“Whispering in the Daylight: The Children of Tony Alamo Christian Ministries and their Journey to Freedom”

“Whispering in the Daylight: The Children of Tony Alamo Christian Ministries and their Journey to Freedom”

Debby Schriver

10.17.2018

Debby Schriver

Debby Schriver is a native of Chicago residing in Knoxville, Tennesee. She attended the University of Tennessee, Knoxville for both her graduate and undergraduate studies. Her interest in the ways that people develop psychologically and sociologically—especially during their formative years—led Schriver to have a career in higher education. She served as Associate Dean of Student Conduct and Orientation for 13 years and Manager of Employee Training and Organizational Development for 18 years. Her main responsibilities were counseling first-year students who were having difficulties transitioning to university, and selecting and overseeing student orientation assistants for incoming freshmen.

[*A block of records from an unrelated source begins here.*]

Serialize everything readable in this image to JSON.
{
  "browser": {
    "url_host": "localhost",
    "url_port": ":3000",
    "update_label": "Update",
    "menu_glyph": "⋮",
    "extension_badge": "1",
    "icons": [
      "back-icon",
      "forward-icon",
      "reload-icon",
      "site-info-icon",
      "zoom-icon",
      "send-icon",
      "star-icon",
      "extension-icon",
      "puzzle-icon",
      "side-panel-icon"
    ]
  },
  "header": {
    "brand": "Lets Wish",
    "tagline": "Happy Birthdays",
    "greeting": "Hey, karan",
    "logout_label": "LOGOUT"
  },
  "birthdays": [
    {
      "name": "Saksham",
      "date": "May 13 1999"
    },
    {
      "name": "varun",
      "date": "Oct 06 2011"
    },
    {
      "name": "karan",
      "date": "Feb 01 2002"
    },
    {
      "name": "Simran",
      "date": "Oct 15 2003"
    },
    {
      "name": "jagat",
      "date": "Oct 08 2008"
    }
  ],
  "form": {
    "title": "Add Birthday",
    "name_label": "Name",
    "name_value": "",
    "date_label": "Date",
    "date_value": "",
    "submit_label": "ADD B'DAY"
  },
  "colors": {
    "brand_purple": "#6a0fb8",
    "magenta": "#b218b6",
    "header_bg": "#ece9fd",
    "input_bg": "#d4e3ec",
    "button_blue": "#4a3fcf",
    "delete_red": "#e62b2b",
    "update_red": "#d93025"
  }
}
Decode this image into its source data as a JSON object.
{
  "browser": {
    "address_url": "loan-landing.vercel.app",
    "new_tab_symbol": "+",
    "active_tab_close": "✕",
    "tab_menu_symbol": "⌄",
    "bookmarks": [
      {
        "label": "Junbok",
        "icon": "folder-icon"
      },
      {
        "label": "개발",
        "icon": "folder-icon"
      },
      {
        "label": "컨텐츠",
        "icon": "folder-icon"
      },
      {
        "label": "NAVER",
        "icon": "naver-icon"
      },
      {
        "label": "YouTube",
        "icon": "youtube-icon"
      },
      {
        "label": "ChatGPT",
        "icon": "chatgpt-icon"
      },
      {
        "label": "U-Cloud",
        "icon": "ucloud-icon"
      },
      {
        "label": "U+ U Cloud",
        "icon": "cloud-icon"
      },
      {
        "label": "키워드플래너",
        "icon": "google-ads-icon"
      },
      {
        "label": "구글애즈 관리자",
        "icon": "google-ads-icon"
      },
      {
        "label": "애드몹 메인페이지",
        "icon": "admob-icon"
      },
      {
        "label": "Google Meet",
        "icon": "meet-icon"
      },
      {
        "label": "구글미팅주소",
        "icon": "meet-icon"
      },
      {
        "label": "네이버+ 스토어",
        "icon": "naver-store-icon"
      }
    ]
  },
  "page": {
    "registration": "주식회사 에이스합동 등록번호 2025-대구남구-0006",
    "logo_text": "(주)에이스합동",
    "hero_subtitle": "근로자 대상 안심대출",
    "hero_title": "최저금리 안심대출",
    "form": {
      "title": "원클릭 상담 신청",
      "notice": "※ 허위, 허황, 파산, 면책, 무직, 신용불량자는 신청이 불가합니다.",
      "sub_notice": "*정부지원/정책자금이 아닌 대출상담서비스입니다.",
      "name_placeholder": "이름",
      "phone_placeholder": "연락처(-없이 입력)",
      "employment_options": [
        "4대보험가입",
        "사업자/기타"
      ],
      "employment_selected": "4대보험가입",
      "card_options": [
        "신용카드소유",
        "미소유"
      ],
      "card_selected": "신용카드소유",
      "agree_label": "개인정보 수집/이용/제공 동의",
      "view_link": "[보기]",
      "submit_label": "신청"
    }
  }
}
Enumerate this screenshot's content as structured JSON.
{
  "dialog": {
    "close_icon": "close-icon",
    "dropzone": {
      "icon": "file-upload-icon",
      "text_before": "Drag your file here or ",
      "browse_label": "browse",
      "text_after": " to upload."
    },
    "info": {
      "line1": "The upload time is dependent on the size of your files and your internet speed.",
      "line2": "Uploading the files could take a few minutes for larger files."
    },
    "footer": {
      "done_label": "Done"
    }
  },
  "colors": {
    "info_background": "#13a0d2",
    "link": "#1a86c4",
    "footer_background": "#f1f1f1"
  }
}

For her work in student development she has been honored by the National Orientation Directors Association (NODA) and the American College Personnel Association (ACPA). Schriver was the first woman to serve as president of NODA, and served as chair of the Commission for Admission, Orientation, and Retention for ACPA. Schriver has been honored by her fellow University of Tennessee Alumni, who established the Debby Moberly Schriver Endowment to grant scholarships to students working with first-year students in their capacities as Orientation Leaders.

In addition, Schriver is actively involved in local, civic organizations. She volunteers for the Girl Scouts, the Red Cross, and is a member of the Rotary Club. She developed a “Poet’s Corner,” a poetry writing class for local, third graders. She has been appointed a member of the Foster Care Review Board by the Knox County Juvenile Court. For her civic engagement, she is the recipient of numerous awards including: the American Red Cross Volunteer of the Year, University of Tennessee Chancellor’s Citation for Outstanding Achievement, University of Tennessee Woman of Achievement, and the Thanks Badge for Outstanding Leadership from the Girl Scouts of the USA.

Schriver’s newest work tells the stories of the children rescued from the Tony Alamo Christian Ministries, and their new foster families. Schriver received a phone call two years ago from one of such families who asked her to write the story of their family.

Following a 2008 raid on the Tony Alamo Christian Ministries, these children, who lived their entire lives separated from the outside world as members of their cult, now struggled on their path toward stability. They had suffered both physical and mental abuse, and their journey toward freedom was extraordinarily painful, but, not without joy.

Up until his death in 2017, Alamo still ran his church from a federal penitentiary with the support of his faithful wives and followers. Experts estimate there are 5,000 cults in the United States, and that number is growing. Schriver feels that the experience of these children, now free from Tony Alamo gives us hope.

Schriver’s other works include: To Read My Heart, the Journal of Rachel Van Dyke 1810-1811, In the Footsteps of Champions: The University of Tennessee Lady Volunteers, the First Three Decades, and Ice ’n’ Go:  Score in Sports and Life.